Activities planned to observe Martin Luther King, Jr. Day

Speeches, multi-cultural participation and presentations by school essay contest winners will highlight the Martin Luther King Jr. observance on the WSU Tri-Cities campus Tuesday, Jan. 17.

Coordinated by the student Multicultural Club, activities begin at 6 p.m. in the auditorium of the East Building on the north Richland campus.
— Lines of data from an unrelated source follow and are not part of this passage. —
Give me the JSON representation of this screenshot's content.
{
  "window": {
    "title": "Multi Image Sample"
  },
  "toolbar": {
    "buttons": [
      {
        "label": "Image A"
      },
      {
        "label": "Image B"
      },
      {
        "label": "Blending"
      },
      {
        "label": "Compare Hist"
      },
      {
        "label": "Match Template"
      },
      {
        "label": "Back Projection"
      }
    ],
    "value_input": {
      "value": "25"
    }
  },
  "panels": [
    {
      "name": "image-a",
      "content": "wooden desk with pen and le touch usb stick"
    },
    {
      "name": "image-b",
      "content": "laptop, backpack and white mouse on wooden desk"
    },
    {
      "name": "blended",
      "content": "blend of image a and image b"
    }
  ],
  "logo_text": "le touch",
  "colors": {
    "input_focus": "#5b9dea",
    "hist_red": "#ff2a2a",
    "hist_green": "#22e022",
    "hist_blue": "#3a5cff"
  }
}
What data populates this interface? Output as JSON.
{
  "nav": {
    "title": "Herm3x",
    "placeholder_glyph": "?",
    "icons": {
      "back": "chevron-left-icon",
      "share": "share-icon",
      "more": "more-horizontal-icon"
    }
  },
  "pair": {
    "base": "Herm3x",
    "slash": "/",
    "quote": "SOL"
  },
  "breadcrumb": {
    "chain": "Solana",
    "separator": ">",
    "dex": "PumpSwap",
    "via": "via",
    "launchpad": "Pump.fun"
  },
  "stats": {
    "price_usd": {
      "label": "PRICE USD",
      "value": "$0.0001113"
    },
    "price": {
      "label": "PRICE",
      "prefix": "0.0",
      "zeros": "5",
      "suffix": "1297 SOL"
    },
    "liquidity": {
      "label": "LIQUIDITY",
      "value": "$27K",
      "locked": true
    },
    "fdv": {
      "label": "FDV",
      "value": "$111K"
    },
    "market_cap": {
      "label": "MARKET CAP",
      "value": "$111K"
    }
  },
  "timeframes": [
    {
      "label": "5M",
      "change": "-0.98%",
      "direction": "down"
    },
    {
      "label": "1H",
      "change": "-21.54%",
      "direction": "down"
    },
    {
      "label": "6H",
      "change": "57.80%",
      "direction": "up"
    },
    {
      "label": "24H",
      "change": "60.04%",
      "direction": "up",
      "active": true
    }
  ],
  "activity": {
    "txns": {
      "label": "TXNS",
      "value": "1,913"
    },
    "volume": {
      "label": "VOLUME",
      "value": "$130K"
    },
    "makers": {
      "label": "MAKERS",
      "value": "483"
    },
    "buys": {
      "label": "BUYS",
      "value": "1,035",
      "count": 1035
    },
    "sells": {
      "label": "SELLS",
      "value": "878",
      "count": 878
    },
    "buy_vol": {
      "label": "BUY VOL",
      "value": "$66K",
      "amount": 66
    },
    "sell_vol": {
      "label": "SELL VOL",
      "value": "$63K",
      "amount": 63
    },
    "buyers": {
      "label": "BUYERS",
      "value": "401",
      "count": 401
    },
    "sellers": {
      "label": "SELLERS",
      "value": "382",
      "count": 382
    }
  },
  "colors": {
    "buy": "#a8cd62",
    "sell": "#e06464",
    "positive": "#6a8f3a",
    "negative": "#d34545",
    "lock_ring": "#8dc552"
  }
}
Principal remarks will be made by Richland’s Zelma Maine Jackson, chair of the Washington State Commission on African-American Affairs. A Tri-Cities resident for 25 years, Jackson also serves as a volunteer with United Way of Benton and Franklin counties. Her remarks are titled “The Fight for Civil Rights Continues: Extending Civil Rights To All Peoples.” Pasco’s Dallas Barnes, assistant director of student services at the WSU campus, will serve as master of ceremonies.

The evening will include music, works of art and presentations by representatives of the many ethnic and national origin groups in the Tri-Cities.

“We hope to have a broad cross-section of our communities represented,” said Harvey Gover, WSU advisor to the student Multicultural Club. “Our annual celebration of Dr. King’s life and work is always scheduled when students are on campus, thus our program is the day following the holiday observance.”

Winning high school and middle school students who participated in the first Mathematics, Engineering, Science Achievement (MESA) Martin Luther King Jr. Essay Competition will read their work during the program.

Refreshments will be served and the public is invited, free of charge.

With the exception of the Consolidated Information Center Libraries, the Washington State University Tri-Cities campus in north Richland will be closed Jan. 16 for the Martin Luther King Jr. holiday.

Next Story

Recent News

Announcing the search for a new provost

As WSU continues to evolve, the dual role of provost and Pullman campus chancellor is being divided into two separate positions.

The past is not that long ago

Washington State Magazine explores the complicated ties that continue to reverberate between the Pacific Northwest’s indigenous tribes and the first Jesuit priest to the region.

Aging societies more vulnerable to collapse

Societies and political structures, like the humans they serve, appear to become more fragile as they age, according to an analysis of hundreds of pre-modern societies.